When the ancient Polynesians invented surfing, they often used a paddle to help them navigate. Fast-forward a few millennia, and Stand-Up Paddleboarding, or SUP, finds itself trendy again. Part of its increasing popularity is that standing upright allows surfers to spot waves more easily and thus catch more of them, multiplying the fun factor. Paddling back to the wave becomes less of a strain as well. The ability to cruise along on flat inland water, surveying the sights, is another advantage. Finally, its a good core workout. If youre sold on the idea, schedule an intro SUP lesson, free with board and paddle rental, and you may find yourself riding the waves like a Polynesian king.More
In the past 30 years, light artists have reimagined an art form that has always had the ability to turn the night sky, or a simple window, into luminescence. Last fall, the Yerba Buena Center for the Arts turned its southern glass wall into a parade of sound-sensing lights, Lightswarm, that changes with the movements of nearby people and things. Future Cities Lab, the San Francisco design company behind Lightswarm, has originated another notable light sculpture. Located by the YBCA's steps at 701 Mission, Murmur Wall will light up in arresting ways as it incorporates local trending search engine results and social media postings. Onlookers can offer their own contributions, which will feed into the Murmur Wall's data stream and light up the sculpture. What's trending in San Francisco? If you're walking by the YBCA, you can see firsthand — at least through light patterns that reflect the city's volatile internet habits.
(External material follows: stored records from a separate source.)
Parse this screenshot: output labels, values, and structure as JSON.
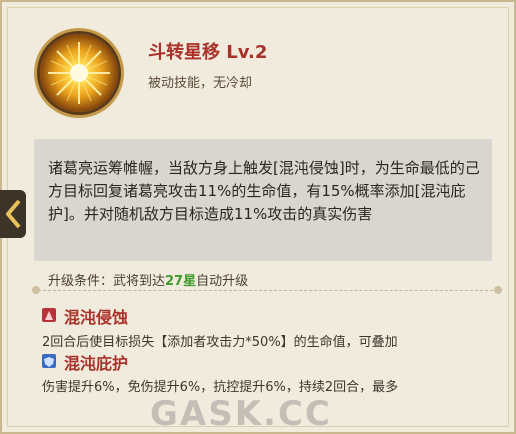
{
  "skill": {
    "name": "斗转星移 Lv.2",
    "type": "被动技能，无冷却",
    "icon": "sun-burst-icon"
  },
  "description": "诸葛亮运筹帷幄，当敌方身上触发[混沌侵蚀]时，为生命最低的己方目标回复诸葛亮攻击11%的生命值，有15%概率添加[混沌庇护]。并对随机敌方目标造成11%攻击的真实伤害",
  "upgrade": {
    "prefix": "升级条件：武将到达",
    "highlight": "27星",
    "suffix": "自动升级",
    "highlight_color": "#3e9a2a"
  },
  "effects": [
    {
      "icon": "chaos-erosion-icon",
      "title": "混沌侵蚀",
      "text": "2回合后使目标损失【添加者攻击力*50%】的生命值，可叠加"
    },
    {
      "icon": "chaos-shield-icon",
      "title": "混沌庇护",
      "text": "伤害提升6%，免伤提升6%，抗控提升6%，持续2回合，最多"
    }
  ],
  "watermark": "GASK.CC",
  "colors": {
    "title": "#a8322a",
    "panel": "#f1ebdd",
    "desc_box": "#d9d6cf"
  }
}
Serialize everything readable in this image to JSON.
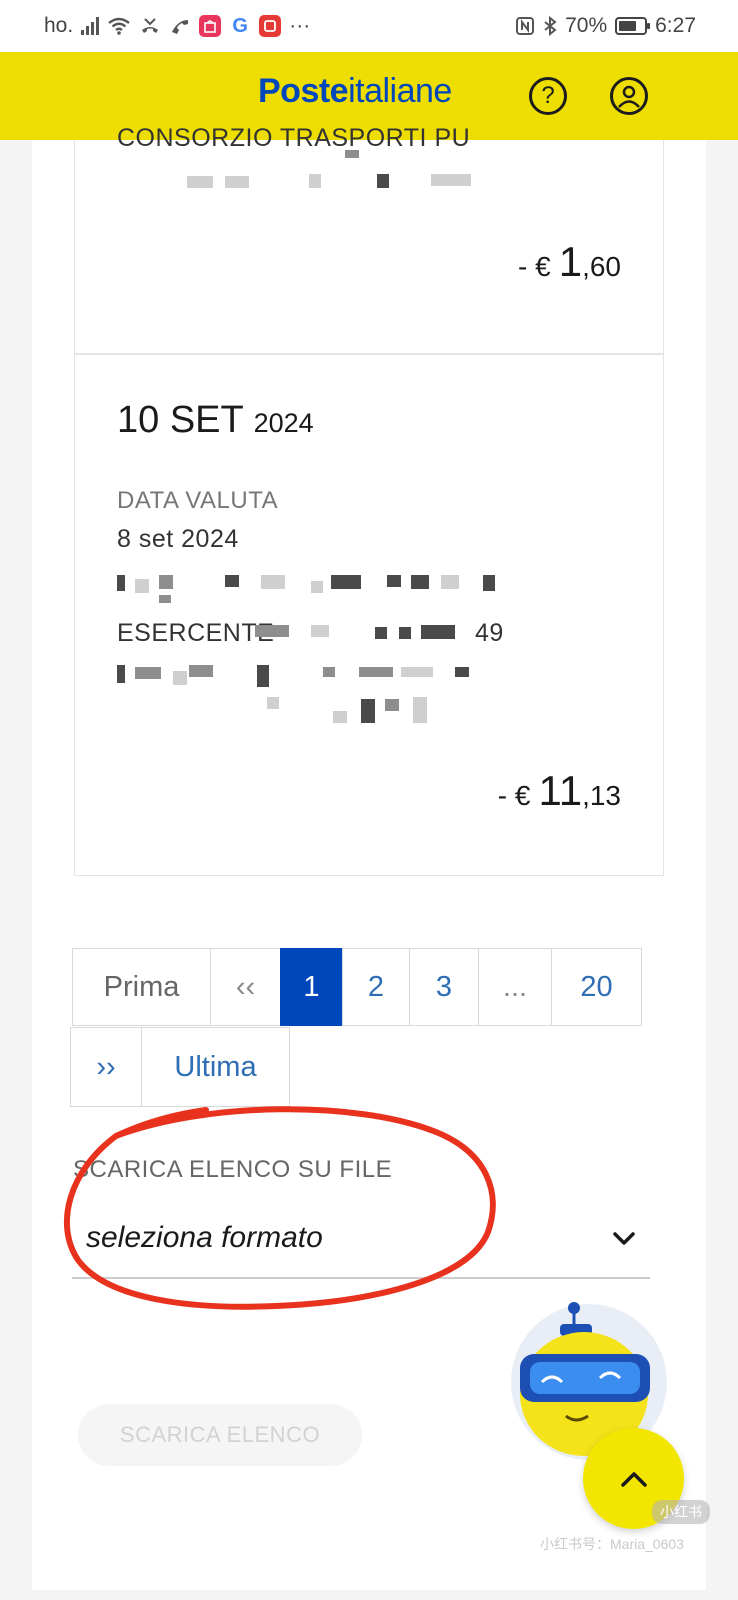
{
  "status_bar": {
    "carrier": "ho.",
    "more": "···",
    "battery": "70%",
    "battery_level": 0.7,
    "time": "6:27"
  },
  "header": {
    "logo_bold": "Poste",
    "logo_regular": "italiane",
    "help_icon": "?"
  },
  "transactions": [
    {
      "partial_text": "CONSORZIO TRASPORTI PU",
      "amount_sign": "- €",
      "amount_int": "1",
      "amount_dec": ",60"
    },
    {
      "date_day_month": "10 SET",
      "date_year": "2024",
      "valuta_label": "DATA VALUTA",
      "valuta_date": "8 set 2024",
      "merchant_line_start": "ESERCENTE",
      "merchant_line_end": "49",
      "amount_sign": "- €",
      "amount_int": "11",
      "amount_dec": ",13"
    }
  ],
  "pagination": {
    "first": "Prima",
    "prev": "‹‹",
    "pages": [
      "1",
      "2",
      "3",
      "...",
      "20"
    ],
    "next": "››",
    "last": "Ultima",
    "active": "1"
  },
  "download": {
    "label": "SCARICA ELENCO SU FILE",
    "select_value": "seleziona formato",
    "button_label": "SCARICA ELENCO"
  },
  "scroll_top_icon": "chevron-up-icon",
  "watermark": "小红书号：Maria_0603",
  "watermark_badge": "小红书",
  "colors": {
    "brand_yellow": "#eedd00",
    "brand_blue": "#0047bb",
    "annotation_red": "#e8321e"
  }
}
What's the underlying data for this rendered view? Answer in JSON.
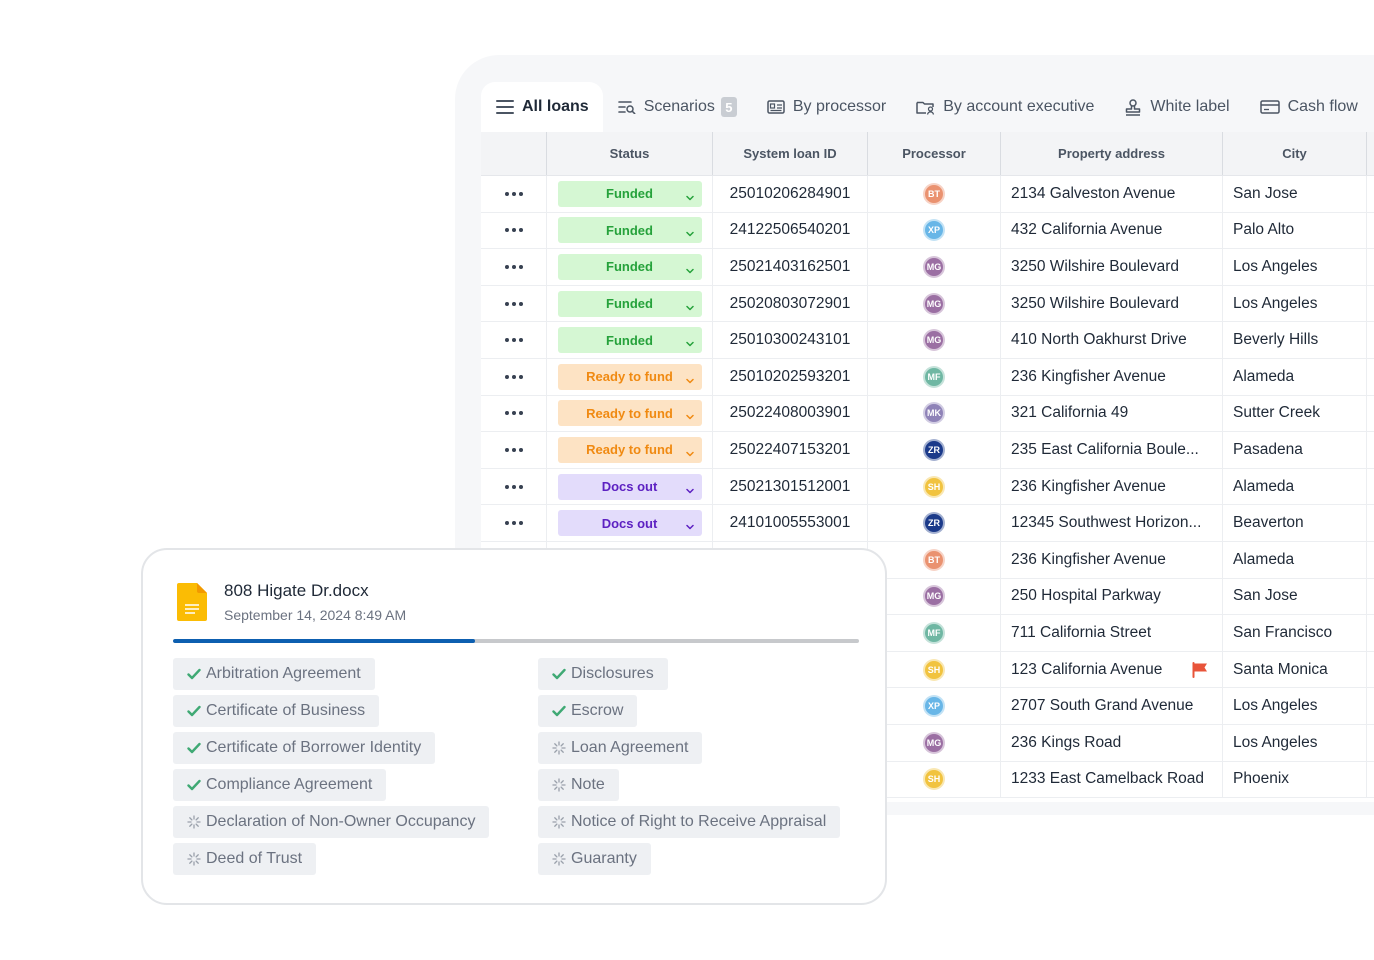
{
  "tabs": [
    {
      "label": "All loans",
      "icon": "list-icon",
      "active": true
    },
    {
      "label": "Scenarios",
      "icon": "scenario-icon",
      "badge": "5"
    },
    {
      "label": "By processor",
      "icon": "id-card-icon"
    },
    {
      "label": "By account executive",
      "icon": "folder-user-icon"
    },
    {
      "label": "White label",
      "icon": "stamp-icon"
    },
    {
      "label": "Cash flow",
      "icon": "cash-icon"
    }
  ],
  "columns": [
    "Status",
    "System loan ID",
    "Processor",
    "Property address",
    "City"
  ],
  "rows": [
    {
      "status": "Funded",
      "status_type": "funded",
      "id": "25010206284901",
      "proc": "BT",
      "proc_color": "#ea9270",
      "address": "2134 Galveston Avenue",
      "city": "San Jose"
    },
    {
      "status": "Funded",
      "status_type": "funded",
      "id": "24122506540201",
      "proc": "XP",
      "proc_color": "#68b6e7",
      "address": "432 California Avenue",
      "city": "Palo Alto"
    },
    {
      "status": "Funded",
      "status_type": "funded",
      "id": "25021403162501",
      "proc": "MG",
      "proc_color": "#9b6fa3",
      "address": "3250 Wilshire Boulevard",
      "city": "Los Angeles"
    },
    {
      "status": "Funded",
      "status_type": "funded",
      "id": "25020803072901",
      "proc": "MG",
      "proc_color": "#9b6fa3",
      "address": "3250 Wilshire Boulevard",
      "city": "Los Angeles"
    },
    {
      "status": "Funded",
      "status_type": "funded",
      "id": "25010300243101",
      "proc": "MG",
      "proc_color": "#9b6fa3",
      "address": "410 North Oakhurst Drive",
      "city": "Beverly Hills"
    },
    {
      "status": "Ready to fund",
      "status_type": "ready",
      "id": "25010202593201",
      "proc": "MF",
      "proc_color": "#6fb7a3",
      "address": "236 Kingfisher Avenue",
      "city": "Alameda"
    },
    {
      "status": "Ready to fund",
      "status_type": "ready",
      "id": "25022408003901",
      "proc": "MK",
      "proc_color": "#8f83b8",
      "address": "321 California 49",
      "city": "Sutter Creek"
    },
    {
      "status": "Ready to fund",
      "status_type": "ready",
      "id": "25022407153201",
      "proc": "ZR",
      "proc_color": "#1b3a8a",
      "address": "235 East California Boule...",
      "city": "Pasadena"
    },
    {
      "status": "Docs out",
      "status_type": "docs",
      "id": "25021301512001",
      "proc": "SH",
      "proc_color": "#f1c33f",
      "address": "236 Kingfisher Avenue",
      "city": "Alameda"
    },
    {
      "status": "Docs out",
      "status_type": "docs",
      "id": "24101005553001",
      "proc": "ZR",
      "proc_color": "#1b3a8a",
      "address": "12345 Southwest Horizon...",
      "city": "Beaverton"
    },
    {
      "status": "",
      "status_type": "docs",
      "id": "",
      "proc": "BT",
      "proc_color": "#ea9270",
      "address": "236 Kingfisher Avenue",
      "city": "Alameda"
    },
    {
      "status": "",
      "status_type": "docs",
      "id": "",
      "proc": "MG",
      "proc_color": "#9b6fa3",
      "address": "250 Hospital Parkway",
      "city": "San Jose"
    },
    {
      "status": "",
      "status_type": "docs",
      "id": "",
      "proc": "MF",
      "proc_color": "#6fb7a3",
      "address": "711 California Street",
      "city": "San Francisco"
    },
    {
      "status": "",
      "status_type": "docs",
      "id": "",
      "proc": "SH",
      "proc_color": "#f1c33f",
      "address": "123 California Avenue",
      "city": "Santa Monica",
      "flag": true
    },
    {
      "status": "",
      "status_type": "docs",
      "id": "",
      "proc": "XP",
      "proc_color": "#68b6e7",
      "address": "2707 South Grand Avenue",
      "city": "Los Angeles"
    },
    {
      "status": "",
      "status_type": "docs",
      "id": "",
      "proc": "MG",
      "proc_color": "#9b6fa3",
      "address": "236 Kings Road",
      "city": "Los Angeles"
    },
    {
      "status": "",
      "status_type": "docs",
      "id": "",
      "proc": "SH",
      "proc_color": "#f1c33f",
      "address": "1233 East Camelback Road",
      "city": "Phoenix"
    }
  ],
  "doc": {
    "title": "808 Higate Dr.docx",
    "date": "September 14, 2024 8:49 AM",
    "progress": 0.44,
    "left_items": [
      {
        "label": "Arbitration Agreement",
        "done": true
      },
      {
        "label": "Certificate of Business",
        "done": true
      },
      {
        "label": "Certificate of Borrower Identity",
        "done": true
      },
      {
        "label": "Compliance Agreement",
        "done": true
      },
      {
        "label": "Declaration of Non-Owner Occupancy",
        "done": false
      },
      {
        "label": "Deed of Trust",
        "done": false
      }
    ],
    "right_items": [
      {
        "label": "Disclosures",
        "done": true
      },
      {
        "label": "Escrow",
        "done": true
      },
      {
        "label": "Loan Agreement",
        "done": false
      },
      {
        "label": "Note",
        "done": false
      },
      {
        "label": "Notice of Right to Receive Appraisal",
        "done": false
      },
      {
        "label": "Guaranty",
        "done": false
      }
    ]
  },
  "colors": {
    "accent": "#0d5fb0",
    "check": "#3fa974",
    "doc_icon": "#fbbc04"
  }
}
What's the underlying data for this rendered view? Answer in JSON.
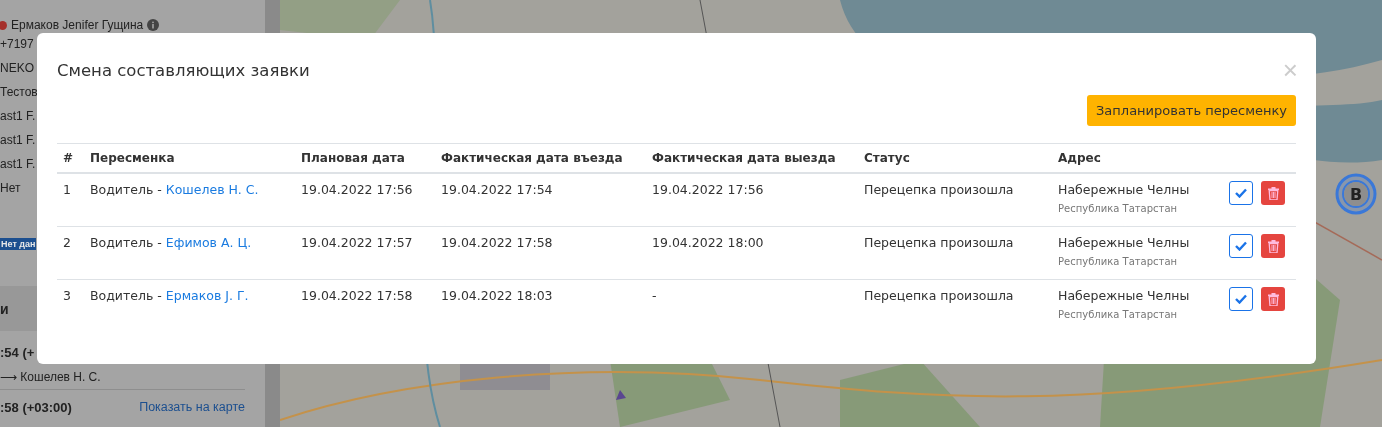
{
  "sidebar": {
    "driver": {
      "name": "Ермаков Jenifer Гущина",
      "color": "#a5302b"
    },
    "lines": [
      "+7197",
      "NEKO",
      "Тестов",
      "ast1 F.",
      "ast1 F.",
      "ast1 F.",
      "Нет"
    ],
    "badge": "Нет дан",
    "section_title": "и",
    "events": [
      {
        "time": ":54 (+",
        "route": "⟶ Кошелев Н. С."
      },
      {
        "time": ":58 (+03:00)",
        "link": "Показать на карте"
      }
    ]
  },
  "map": {
    "marker": "B"
  },
  "dialog": {
    "title": "Смена составляющих заявки",
    "close": "×",
    "action": "Запланировать пересменку",
    "columns": [
      "#",
      "Пересменка",
      "Плановая дата",
      "Фактическая дата въезда",
      "Фактическая дата выезда",
      "Статус",
      "Адрес"
    ],
    "rows": [
      {
        "number": "1",
        "role": "Водитель -",
        "driver": "Кошелев Н. С.",
        "planned": "19.04.2022 17:56",
        "arrival": "19.04.2022 17:54",
        "departure": "19.04.2022 17:56",
        "status": "Перецепка произошла",
        "city": "Набережные Челны",
        "region": "Республика Татарстан"
      },
      {
        "number": "2",
        "role": "Водитель -",
        "driver": "Ефимов А. Ц.",
        "planned": "19.04.2022 17:57",
        "arrival": "19.04.2022 17:58",
        "departure": "19.04.2022 18:00",
        "status": "Перецепка произошла",
        "city": "Набережные Челны",
        "region": "Республика Татарстан"
      },
      {
        "number": "3",
        "role": "Водитель -",
        "driver": "Ермаков J. Г.",
        "planned": "19.04.2022 17:58",
        "arrival": "19.04.2022 18:03",
        "departure": "-",
        "status": "Перецепка произошла",
        "city": "Набережные Челны",
        "region": "Республика Татарстан"
      }
    ]
  }
}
Murmur Wall debuts Thursday at 6 p.m. and continues through May 31, 2017, at Yerba Buena Center for the Arts, 701 Mission St., S.F. Free; 415-978-2700 or ybca.org. More
New Conservatory Theatre Center, 25 Van Ness (between Oak and Fell), S.F.
Through Aug. 19. Tickets are $25-30; call 861-8972 or visit www.nctcsf.org.
I have been reminded that it doesn't matter if you're gay or straight, if you're young or old, or if there's a fancy set or a bare stage an amazing love story transcends it all. The Big Voice: God or Merman? proves this point nicely. After a successful off-Broadway run, Jim Brochu and Steve Schalchin bring their small and truly moving autobiographical show to the New Conservatory Theatre. Billed as a "musical comedy in two lives," the first act charts their journeys separately until they eventually meet and fall in love on a cruise ship. Brochu employs his broad flamboyant charisma to describe growing up close to the Broadway lights, finding himself caught between being the next pope or a stage queen. He's large and joyously irreverent, and he even comes out in Pope pajamas singing Ethel Merman. It's a wonderful juxtaposition with the quieter and thinner Schalchin, who often sits behind his keyboard softly singing original ballads detailing his uncomfortable youth growing up in Arkansas as a Baptist. They have an Abbot & Costello chemistry that only gets better when the shock and anger of AIDS darkens their relationship. After the show the two actors retire to the lobby and offer hugs and handshakes to audience members a completely fitting gesture after spending a fun and intimate two hours together.
Sub Pop recording artists 'clipping.' brought their brand of noise-driven experimental hip hop to the closing night of 2016's San Francisco Electronic Music Fest this past Sunday. The packed Brava Theater hosted an initially seated crowd that ended the night jumping and dancing against the front of the stage. The trio performed a set focused on their recently released Sci-Fi Horror concept album, 'Splendor & Misery', then delved into their dancier and more aggressive back catalogue, and recent single 'Wriggle'.
Opening performances included local experimental electronic duo 'Tujurikkuja' and computer music artist 'Madalyn Merkey.'"